Simple-3dviz uses moderngl to create OpenGL contexts, frame buffers etc. However, ModernGL is a low level abstraction over OpenGL which means that we get to decide how to manage the rendering pipeline ourselves. Moreover, ModernGL does not provide rendering primitives which means that we need to write our own shaders to render objects/scenes.

The following sections describe in high level the core parts of our rendering pipeline. For details, e.g. argument names and types, follow the links to the API docs or read the code.


A Scene is a representation of a scene to be rendered. It manages the ModernGL context and defines things like the background color or the size of the frame. The scene also provides information about the camera as well as any lighting to the shader programs that actually do the rendering.

All scenes have the ability to contain several objects that can be rendered, namely implement the Renderable interface, which can be added or removed with the add() or remove() methods of a scene. When the render() method of a scene is called the GPU actually renders all objects on the framebuffer.

The main scene implementation of simple-3dviz contains a single perspective camera and a single light source.


The classes that implement the Renderable interface actually contain the code that renders objects in the frame. They get the uniform values (see the GLSL docs for uniforms) from the scene and they must be somewhat compatible. For instance, in order for a scene light to have any effect, the Renderable needs to have a GLSL shader that takes it into account.

Simple-3dviz starts out with the following Renderables:

  1. Mesh is the workhorse of most rendering pipelins and renders a number of triangles in the scene
  2. Spherecloud renders a collection of 3D spheres of specific color and size.
  3. Lines renders a set of 3D lines with specific width and color.

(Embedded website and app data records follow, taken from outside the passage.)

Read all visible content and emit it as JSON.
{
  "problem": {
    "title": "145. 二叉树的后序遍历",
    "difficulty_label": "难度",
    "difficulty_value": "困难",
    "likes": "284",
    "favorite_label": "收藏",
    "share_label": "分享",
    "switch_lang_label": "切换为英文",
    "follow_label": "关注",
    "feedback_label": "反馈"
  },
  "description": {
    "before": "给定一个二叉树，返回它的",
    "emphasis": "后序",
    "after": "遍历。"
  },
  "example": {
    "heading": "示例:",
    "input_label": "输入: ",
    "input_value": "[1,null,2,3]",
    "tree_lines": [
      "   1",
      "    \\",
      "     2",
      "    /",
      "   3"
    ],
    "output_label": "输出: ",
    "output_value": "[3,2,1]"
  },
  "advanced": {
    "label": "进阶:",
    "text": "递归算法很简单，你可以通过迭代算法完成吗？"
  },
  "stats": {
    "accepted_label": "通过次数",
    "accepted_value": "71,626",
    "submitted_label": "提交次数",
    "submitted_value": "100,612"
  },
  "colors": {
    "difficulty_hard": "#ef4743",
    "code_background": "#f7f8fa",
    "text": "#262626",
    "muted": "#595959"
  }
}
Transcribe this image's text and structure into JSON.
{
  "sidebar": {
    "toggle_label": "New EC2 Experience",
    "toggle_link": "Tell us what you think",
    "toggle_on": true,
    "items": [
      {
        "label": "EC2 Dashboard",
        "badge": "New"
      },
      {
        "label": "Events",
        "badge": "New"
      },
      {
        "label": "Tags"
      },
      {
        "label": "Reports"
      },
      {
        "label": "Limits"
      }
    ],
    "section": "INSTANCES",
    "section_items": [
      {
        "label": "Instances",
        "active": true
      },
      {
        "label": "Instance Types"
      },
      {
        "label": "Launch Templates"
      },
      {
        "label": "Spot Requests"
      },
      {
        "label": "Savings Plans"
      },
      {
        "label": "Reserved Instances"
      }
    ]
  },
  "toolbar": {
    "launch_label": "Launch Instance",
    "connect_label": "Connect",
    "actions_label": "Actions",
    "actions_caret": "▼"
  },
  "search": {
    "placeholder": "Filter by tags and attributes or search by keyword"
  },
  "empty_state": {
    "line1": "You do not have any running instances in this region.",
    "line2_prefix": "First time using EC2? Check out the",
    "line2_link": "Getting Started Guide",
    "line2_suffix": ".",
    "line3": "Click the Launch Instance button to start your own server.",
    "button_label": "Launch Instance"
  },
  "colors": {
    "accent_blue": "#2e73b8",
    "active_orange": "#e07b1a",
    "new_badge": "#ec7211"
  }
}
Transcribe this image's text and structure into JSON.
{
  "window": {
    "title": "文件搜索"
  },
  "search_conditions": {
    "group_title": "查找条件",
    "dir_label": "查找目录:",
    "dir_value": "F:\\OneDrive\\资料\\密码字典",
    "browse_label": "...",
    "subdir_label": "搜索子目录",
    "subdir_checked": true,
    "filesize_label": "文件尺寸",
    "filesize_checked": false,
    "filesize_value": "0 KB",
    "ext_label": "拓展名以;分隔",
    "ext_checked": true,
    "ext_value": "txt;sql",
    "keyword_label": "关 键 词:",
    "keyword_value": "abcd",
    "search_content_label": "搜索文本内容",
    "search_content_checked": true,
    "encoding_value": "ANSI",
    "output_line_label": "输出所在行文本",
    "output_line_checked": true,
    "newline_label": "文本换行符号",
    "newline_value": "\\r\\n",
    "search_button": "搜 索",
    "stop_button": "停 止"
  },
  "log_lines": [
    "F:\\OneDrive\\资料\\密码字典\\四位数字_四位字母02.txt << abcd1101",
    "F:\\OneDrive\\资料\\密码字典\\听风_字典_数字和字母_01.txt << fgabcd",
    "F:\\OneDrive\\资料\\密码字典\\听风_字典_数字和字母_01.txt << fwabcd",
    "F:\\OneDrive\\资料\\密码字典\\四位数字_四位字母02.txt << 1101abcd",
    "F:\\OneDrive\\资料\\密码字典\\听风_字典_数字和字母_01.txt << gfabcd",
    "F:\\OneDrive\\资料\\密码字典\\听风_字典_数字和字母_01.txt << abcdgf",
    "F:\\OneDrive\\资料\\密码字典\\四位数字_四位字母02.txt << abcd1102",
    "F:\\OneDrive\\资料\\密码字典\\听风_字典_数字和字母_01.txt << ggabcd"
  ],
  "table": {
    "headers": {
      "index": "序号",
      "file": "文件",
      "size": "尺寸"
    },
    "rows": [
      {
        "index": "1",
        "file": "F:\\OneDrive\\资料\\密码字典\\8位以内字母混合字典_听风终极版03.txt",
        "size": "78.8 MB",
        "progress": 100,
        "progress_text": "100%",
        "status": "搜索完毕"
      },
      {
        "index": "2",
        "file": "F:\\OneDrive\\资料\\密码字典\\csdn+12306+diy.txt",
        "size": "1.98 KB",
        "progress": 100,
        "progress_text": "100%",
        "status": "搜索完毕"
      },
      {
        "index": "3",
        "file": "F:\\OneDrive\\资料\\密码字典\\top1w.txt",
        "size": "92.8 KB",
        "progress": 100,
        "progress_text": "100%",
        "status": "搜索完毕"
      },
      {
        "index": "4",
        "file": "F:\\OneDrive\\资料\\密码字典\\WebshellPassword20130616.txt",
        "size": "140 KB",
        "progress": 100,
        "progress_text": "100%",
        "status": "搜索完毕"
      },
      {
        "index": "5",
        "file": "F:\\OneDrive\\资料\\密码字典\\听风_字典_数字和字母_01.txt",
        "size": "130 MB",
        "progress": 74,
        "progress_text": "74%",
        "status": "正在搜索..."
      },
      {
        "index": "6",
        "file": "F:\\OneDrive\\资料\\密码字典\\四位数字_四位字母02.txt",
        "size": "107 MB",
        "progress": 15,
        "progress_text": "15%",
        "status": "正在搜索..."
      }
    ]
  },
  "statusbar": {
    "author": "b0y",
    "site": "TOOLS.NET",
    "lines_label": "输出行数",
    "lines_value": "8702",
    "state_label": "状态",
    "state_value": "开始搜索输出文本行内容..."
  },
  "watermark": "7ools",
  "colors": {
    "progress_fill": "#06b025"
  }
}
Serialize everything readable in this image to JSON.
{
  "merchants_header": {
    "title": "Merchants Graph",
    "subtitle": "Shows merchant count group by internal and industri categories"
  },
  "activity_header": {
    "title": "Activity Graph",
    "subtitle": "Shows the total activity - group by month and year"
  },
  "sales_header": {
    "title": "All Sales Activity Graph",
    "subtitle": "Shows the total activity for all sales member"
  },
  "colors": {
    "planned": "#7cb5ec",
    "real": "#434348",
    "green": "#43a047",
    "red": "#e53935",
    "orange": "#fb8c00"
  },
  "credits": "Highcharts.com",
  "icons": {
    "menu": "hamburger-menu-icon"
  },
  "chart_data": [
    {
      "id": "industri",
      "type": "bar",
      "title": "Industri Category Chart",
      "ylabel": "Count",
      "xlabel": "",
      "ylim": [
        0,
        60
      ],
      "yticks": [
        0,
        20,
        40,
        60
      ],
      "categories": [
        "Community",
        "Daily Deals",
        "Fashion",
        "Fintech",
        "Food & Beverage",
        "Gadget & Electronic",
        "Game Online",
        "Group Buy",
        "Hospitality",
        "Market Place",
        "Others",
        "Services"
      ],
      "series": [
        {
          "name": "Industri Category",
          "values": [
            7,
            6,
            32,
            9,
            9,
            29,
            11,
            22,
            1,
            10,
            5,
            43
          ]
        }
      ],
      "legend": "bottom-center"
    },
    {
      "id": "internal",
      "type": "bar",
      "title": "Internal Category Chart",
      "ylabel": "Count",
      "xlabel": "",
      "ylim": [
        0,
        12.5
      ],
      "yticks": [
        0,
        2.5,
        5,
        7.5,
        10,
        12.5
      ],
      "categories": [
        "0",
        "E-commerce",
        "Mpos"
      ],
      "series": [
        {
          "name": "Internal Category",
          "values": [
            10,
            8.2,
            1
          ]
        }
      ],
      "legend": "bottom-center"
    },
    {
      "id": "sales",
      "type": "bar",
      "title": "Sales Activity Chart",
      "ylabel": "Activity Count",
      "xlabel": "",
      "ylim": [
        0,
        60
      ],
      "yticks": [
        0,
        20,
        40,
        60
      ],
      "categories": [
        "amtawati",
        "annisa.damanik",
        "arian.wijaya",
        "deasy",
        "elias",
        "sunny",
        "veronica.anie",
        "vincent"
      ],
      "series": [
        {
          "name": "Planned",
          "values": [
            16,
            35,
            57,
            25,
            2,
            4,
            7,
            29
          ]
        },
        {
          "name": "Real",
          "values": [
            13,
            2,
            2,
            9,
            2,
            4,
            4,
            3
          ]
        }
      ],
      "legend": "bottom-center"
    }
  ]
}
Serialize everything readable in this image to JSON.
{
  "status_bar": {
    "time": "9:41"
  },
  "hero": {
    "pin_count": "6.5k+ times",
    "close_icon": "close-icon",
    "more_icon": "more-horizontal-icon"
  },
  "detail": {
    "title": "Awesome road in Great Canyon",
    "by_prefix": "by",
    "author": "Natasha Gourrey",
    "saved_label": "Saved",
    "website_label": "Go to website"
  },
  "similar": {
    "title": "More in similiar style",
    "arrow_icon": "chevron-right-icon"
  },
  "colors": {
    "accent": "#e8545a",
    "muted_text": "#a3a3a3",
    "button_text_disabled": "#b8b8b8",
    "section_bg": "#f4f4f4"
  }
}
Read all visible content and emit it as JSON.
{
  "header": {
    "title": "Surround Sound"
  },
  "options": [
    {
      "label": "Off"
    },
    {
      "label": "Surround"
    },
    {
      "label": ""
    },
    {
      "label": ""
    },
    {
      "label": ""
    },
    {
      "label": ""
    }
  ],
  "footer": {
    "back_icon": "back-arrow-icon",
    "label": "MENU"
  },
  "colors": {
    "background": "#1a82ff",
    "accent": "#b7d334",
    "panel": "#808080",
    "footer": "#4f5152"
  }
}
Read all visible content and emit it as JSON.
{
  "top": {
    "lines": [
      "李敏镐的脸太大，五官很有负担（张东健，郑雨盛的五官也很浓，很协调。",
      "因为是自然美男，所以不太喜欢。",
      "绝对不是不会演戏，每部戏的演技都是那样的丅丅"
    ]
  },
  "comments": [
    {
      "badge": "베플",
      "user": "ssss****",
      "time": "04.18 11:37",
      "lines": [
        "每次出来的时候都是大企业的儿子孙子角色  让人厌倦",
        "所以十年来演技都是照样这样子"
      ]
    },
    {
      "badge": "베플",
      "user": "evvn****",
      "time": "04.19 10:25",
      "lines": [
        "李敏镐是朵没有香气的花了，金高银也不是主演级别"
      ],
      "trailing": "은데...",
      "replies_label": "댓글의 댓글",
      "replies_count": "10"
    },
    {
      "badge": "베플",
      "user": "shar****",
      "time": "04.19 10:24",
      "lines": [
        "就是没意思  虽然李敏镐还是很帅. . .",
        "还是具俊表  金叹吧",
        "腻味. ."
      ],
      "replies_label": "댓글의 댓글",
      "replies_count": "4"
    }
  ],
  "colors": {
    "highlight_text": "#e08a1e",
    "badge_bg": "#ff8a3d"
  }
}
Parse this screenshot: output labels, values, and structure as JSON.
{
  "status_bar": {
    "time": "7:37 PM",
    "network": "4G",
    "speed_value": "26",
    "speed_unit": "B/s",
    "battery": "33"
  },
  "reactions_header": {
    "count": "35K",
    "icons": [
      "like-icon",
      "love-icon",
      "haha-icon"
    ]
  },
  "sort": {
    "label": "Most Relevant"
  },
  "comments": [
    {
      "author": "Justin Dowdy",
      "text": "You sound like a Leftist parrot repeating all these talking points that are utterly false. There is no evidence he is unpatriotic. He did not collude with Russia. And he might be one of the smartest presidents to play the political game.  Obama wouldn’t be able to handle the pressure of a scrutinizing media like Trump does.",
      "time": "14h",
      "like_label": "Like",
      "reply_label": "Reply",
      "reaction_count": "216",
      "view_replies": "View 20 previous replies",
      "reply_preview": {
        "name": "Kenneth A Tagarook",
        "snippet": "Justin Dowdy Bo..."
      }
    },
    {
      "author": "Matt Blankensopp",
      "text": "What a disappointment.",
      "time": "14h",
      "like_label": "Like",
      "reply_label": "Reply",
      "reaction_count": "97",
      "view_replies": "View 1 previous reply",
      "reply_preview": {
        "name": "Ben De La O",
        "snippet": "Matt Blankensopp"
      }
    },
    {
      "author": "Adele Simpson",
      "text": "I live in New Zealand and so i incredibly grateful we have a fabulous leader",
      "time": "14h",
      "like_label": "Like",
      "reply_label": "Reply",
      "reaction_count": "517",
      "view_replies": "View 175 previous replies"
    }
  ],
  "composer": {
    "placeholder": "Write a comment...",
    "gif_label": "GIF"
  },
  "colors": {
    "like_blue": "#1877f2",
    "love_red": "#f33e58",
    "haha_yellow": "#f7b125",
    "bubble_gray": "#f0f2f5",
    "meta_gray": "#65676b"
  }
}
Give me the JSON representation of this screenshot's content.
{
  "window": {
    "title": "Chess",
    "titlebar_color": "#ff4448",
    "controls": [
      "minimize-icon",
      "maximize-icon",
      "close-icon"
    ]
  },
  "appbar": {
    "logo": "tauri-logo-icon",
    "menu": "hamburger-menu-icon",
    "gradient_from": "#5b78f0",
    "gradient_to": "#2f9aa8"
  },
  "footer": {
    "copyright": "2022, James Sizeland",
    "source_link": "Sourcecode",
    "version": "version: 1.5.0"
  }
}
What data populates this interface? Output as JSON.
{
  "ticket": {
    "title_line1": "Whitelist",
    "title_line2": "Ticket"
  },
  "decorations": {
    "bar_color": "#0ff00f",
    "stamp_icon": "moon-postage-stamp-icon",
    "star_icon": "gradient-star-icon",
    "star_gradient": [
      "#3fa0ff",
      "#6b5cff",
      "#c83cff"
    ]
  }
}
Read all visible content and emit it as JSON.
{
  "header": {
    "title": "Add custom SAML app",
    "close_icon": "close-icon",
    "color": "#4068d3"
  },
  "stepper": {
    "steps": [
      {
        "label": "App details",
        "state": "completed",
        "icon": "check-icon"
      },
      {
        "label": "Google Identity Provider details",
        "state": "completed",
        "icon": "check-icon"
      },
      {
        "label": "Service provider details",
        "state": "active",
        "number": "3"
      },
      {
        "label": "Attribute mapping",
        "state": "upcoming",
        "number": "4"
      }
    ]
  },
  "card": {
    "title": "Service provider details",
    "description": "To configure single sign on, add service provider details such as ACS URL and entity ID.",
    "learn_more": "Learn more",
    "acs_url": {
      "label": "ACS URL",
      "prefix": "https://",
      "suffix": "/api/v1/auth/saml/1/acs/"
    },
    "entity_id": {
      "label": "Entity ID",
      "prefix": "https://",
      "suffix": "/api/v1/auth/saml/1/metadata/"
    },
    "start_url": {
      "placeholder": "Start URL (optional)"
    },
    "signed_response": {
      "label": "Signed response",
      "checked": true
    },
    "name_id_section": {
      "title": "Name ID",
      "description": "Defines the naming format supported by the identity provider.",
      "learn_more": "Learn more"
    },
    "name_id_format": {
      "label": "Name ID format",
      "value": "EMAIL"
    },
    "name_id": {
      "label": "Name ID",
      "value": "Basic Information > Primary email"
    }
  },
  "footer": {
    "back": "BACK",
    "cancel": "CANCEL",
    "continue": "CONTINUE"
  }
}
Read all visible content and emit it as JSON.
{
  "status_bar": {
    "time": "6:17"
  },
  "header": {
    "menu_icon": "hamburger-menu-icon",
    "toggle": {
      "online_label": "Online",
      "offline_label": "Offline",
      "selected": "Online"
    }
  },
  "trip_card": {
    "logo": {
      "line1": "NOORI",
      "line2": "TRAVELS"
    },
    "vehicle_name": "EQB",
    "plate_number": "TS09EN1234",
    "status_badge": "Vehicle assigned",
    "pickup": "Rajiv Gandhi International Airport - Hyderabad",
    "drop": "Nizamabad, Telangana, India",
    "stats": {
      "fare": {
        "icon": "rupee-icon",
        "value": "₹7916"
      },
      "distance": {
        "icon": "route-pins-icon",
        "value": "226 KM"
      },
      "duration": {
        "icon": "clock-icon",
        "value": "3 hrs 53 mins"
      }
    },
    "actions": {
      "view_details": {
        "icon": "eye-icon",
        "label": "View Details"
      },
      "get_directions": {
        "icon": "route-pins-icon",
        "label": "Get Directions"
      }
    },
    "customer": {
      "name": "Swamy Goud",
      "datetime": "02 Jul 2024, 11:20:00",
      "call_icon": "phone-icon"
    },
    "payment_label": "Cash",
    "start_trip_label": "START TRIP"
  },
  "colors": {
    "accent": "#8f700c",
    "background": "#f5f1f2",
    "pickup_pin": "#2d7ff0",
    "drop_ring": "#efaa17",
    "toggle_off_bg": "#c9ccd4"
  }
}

Simple-3dviz, due to ModernGL providing the OpenGL context, does not require any graphical user interface to be able to render scenes. However, in most cases we want to explore a 3D model before settling towards an animation or presentation.

The BaseWindow interface implementations take care of the interaction between your code and the GUI. It is designed to be agnostic of the actual GUI library that implements it. All changes in a GUI scene are done using behaviours, which are explained below.

One implementation of BaseWindow is provided using wxpython.


The goal of the Behaviour interface is to decouple the changes of a scene with the scene management (creation, rendering, etc.). The interface defines simply a method behave(params) which is called every time that a frame is rendered (this is traditionally called a tick). The argument params is an instance of the class Behaviour.Params which provides to the behaviour all the necessary information:

  • A window if it exists
  • A scene object to be possibly altered
  • Access to the frame for saving
  • Objects to access mouse and keyboard information if available

The above design allows for many reusable behaviours that implement animations, mouse interaction and more. A non-exhaustive list follows:

  1. CameraTrajectory
  2. CameraTargetTrajectory
  3. LightTrajectory
  4. SaveFrames
  5. MouseRotate
  6. MouseZoom
  7. SnapshotOnKey